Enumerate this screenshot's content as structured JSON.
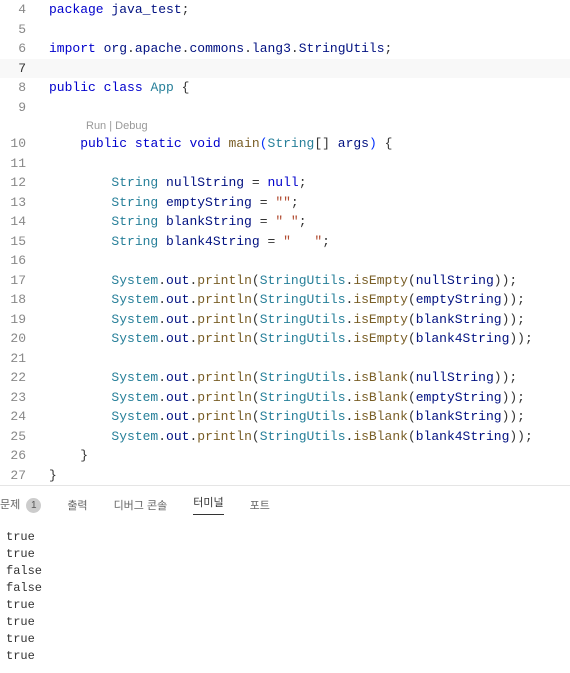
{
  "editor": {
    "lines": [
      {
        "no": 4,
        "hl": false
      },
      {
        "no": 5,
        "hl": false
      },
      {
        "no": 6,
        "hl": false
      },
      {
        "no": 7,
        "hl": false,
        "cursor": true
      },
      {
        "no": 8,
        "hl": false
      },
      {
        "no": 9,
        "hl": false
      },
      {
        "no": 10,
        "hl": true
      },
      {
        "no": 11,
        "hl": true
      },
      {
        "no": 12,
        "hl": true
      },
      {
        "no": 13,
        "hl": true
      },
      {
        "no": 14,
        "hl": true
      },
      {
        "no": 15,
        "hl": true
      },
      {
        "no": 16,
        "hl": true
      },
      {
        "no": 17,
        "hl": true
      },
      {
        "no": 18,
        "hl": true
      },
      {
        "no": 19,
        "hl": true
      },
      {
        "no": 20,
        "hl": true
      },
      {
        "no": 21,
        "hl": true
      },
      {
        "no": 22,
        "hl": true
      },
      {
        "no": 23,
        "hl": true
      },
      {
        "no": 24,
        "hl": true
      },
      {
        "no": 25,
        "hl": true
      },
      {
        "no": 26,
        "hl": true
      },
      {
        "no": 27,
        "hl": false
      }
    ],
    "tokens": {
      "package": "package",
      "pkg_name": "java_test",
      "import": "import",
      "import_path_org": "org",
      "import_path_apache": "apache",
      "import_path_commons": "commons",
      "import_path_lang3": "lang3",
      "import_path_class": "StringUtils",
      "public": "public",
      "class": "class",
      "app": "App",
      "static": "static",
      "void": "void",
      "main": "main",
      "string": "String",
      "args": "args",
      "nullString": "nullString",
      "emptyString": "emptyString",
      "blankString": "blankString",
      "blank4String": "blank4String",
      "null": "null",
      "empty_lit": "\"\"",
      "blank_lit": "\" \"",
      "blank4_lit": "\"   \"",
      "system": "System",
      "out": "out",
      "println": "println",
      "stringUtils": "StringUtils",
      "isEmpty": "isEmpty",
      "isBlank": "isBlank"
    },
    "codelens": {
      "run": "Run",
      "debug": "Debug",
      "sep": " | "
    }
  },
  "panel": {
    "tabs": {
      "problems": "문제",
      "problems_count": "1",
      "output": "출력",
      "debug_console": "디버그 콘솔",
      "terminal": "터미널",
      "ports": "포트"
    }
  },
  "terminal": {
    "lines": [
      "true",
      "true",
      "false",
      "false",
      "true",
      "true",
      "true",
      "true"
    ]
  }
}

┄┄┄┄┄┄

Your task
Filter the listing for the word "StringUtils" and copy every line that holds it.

Output for this exercise
      "import_path_class": "StringUtils",
      "stringUtils": "StringUtils",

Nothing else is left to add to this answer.